This is 1940s Planet Stories space opera, but with 1960s counter-culture swagger.

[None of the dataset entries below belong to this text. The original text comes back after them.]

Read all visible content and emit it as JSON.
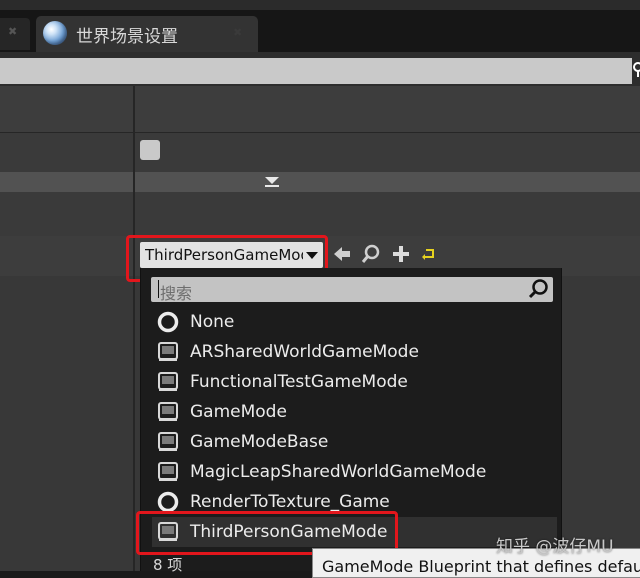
{
  "tab": {
    "title": "世界场景设置",
    "close_glyph": "✖",
    "prev_close_glyph": "✖"
  },
  "combo": {
    "selected_label": "ThirdPersonGameMode"
  },
  "dropdown": {
    "search_placeholder": "搜索",
    "items": [
      {
        "label": "None",
        "icon": "none-circle-icon"
      },
      {
        "label": "ARSharedWorldGameMode",
        "icon": "blueprint-class-icon"
      },
      {
        "label": "FunctionalTestGameMode",
        "icon": "blueprint-class-icon"
      },
      {
        "label": "GameMode",
        "icon": "blueprint-class-icon"
      },
      {
        "label": "GameModeBase",
        "icon": "blueprint-class-icon"
      },
      {
        "label": "MagicLeapSharedWorldGameMode",
        "icon": "blueprint-class-icon"
      },
      {
        "label": "RenderToTexture_Game",
        "icon": "none-circle-icon"
      },
      {
        "label": "ThirdPersonGameMode",
        "icon": "blueprint-class-icon",
        "selected": true
      }
    ],
    "count_label": "8 项"
  },
  "tooltip": {
    "text": "GameMode Blueprint that defines default"
  },
  "watermark": "知乎 @波仔MU",
  "colors": {
    "highlight_red": "#e2161c",
    "panel_bg": "#3c3c3c",
    "dropdown_bg": "#1c1c1c",
    "undo_yellow": "#e6d21f"
  }
}
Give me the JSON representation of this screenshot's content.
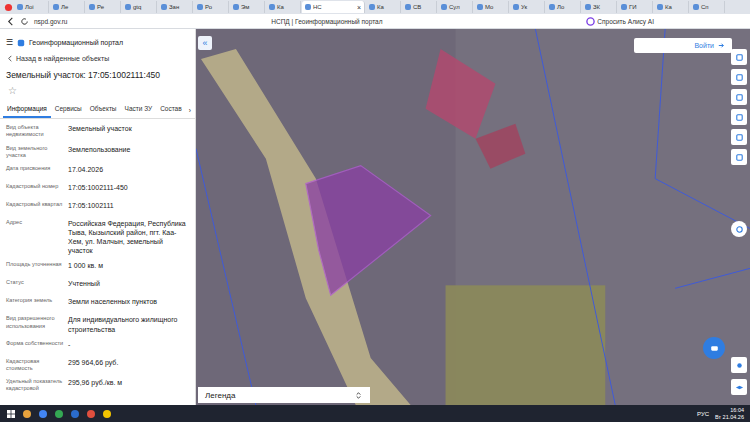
{
  "browser": {
    "tabs": [
      {
        "label": "Лоі",
        "selected": false
      },
      {
        "label": "Ле",
        "selected": false
      },
      {
        "label": "Ре",
        "selected": false
      },
      {
        "label": "gtq",
        "selected": false
      },
      {
        "label": "Зан",
        "selected": false
      },
      {
        "label": "Ро",
        "selected": false
      },
      {
        "label": "Эм",
        "selected": false
      },
      {
        "label": "Ка",
        "selected": false
      },
      {
        "label": "НС",
        "selected": true
      },
      {
        "label": "Ка",
        "selected": false
      },
      {
        "label": "СВ",
        "selected": false
      },
      {
        "label": "Сул",
        "selected": false
      },
      {
        "label": "Мо",
        "selected": false
      },
      {
        "label": "Ук",
        "selected": false
      },
      {
        "label": "Ло",
        "selected": false
      },
      {
        "label": "ЗК",
        "selected": false
      },
      {
        "label": "ГИ",
        "selected": false
      },
      {
        "label": "Ка",
        "selected": false
      },
      {
        "label": "Сп",
        "selected": false
      }
    ],
    "tab_close": "×",
    "address": "nspd.gov.ru",
    "page_title": "НСПД | Геоинформационный портал",
    "alice": "Спросить Алису AI"
  },
  "sidebar": {
    "menu": "☰",
    "portal_title": "Геоинформационный портал",
    "back": "Назад в найденные объекты",
    "title": "Земельный участок: 17:05:1002111:450",
    "star": "☆",
    "tabs": [
      {
        "label": "Информация",
        "selected": true
      },
      {
        "label": "Сервисы",
        "selected": false
      },
      {
        "label": "Объекты",
        "selected": false
      },
      {
        "label": "Части ЗУ",
        "selected": false
      },
      {
        "label": "Состав",
        "selected": false
      }
    ],
    "tabs_more": "›",
    "fields": [
      {
        "label": "Вид объекта недвижимости",
        "value": "Земельный участок"
      },
      {
        "label": "Вид земельного участка",
        "value": "Землепользование"
      },
      {
        "label": "Дата присвоения",
        "value": "17.04.2026"
      },
      {
        "label": "Кадастровый номер",
        "value": "17:05:1002111-450"
      },
      {
        "label": "Кадастровый квартал",
        "value": "17:05:1002111"
      },
      {
        "label": "Адрес",
        "value": "Российская Федерация, Республика Тыва, Кызылский район, пгт. Каа-Хем, ул. Малчын, земельный участок"
      },
      {
        "label": "Площадь уточненная",
        "value": "1 000 кв. м"
      },
      {
        "label": "Статус",
        "value": "Учтенный"
      },
      {
        "label": "Категория земель",
        "value": "Земли населенных пунктов"
      },
      {
        "label": "Вид разрешенного использования",
        "value": "Для индивидуального жилищного строительства"
      },
      {
        "label": "Форма собственности",
        "value": "-"
      },
      {
        "label": "Кадастровая стоимость",
        "value": "295 964,66 руб."
      },
      {
        "label": "Удельный показатель кадастровой",
        "value": "295,96 руб./кв. м"
      }
    ]
  },
  "map": {
    "collapse": "«",
    "login": "Войти",
    "legend": "Легенда"
  },
  "taskbar": {
    "lang": "РУС",
    "time": "16:04",
    "date": "Вт 21.04.26"
  }
}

Nova is colorful, epic and full of super-science sense of wonder in a New Age Science Fiction novel.  When I read Nova in 1968 it was tremendously exciting.   I wanted it to be a map of the future.  Like most of Delany’s stories from the 1960s, it features a young wanderer, The Mouse, who plays an exotic musical instrument, a sensory syrynx, and an intellectual vagabond Katin Crawford who is writing a novel.  Back then Delany often had characters writing novels and poetry inside a novel so he could comment on the meta-fiction nature of things, as well as explain the psychohistory on such things as Tarot cards.

The story has a good deal of backstory before getting down to the real mission of flying into a nova to set up the rivalry between the Von Rays and Reds, and explain the backgrounds of Mouse and Katin.  The trouble is the story has more color than plot, and the older me wasn’t as dazzled by the adventure.  All the characters are cyborgs that fly the ship by jacking into sensors that sail the starship on fictional interstellar energy currents.  The 17 year-old-me hoped we’d eventually discover such magical properties of outer space that would allow people like me to travel between the stars like we fly between cities now.  My 62 year-old-self knows all this is make-believe Santa Clausing.  The story is still readable, but it’s gone from an exciting science fiction tale to a colorful fantasy fiction.  My younger self should have known better, but I was awful hopeful about the Final Frontier in 1968.  And I was bedazzled by hippie dreams.

Interstellar space is so much more real to me now, with it’s extremes of temperatures, varieties of lethal radiations, and most importantly, its brutally vast distances.  Science fiction sorely needs to rethink how we’re going to explore the galaxy.  Nova’s kind of scientific speculation is as practical as building giant canons to send people to the Moon.  I don’t blame Delany for how things have changed, because Nova makes an exemplary example of 1960s science fiction.  The science of Nova is quickly becoming as quaint as the science of The Skylark of Space, so such stories reflect how we used to dream of living in a very different universe.

JWH – 6/3/14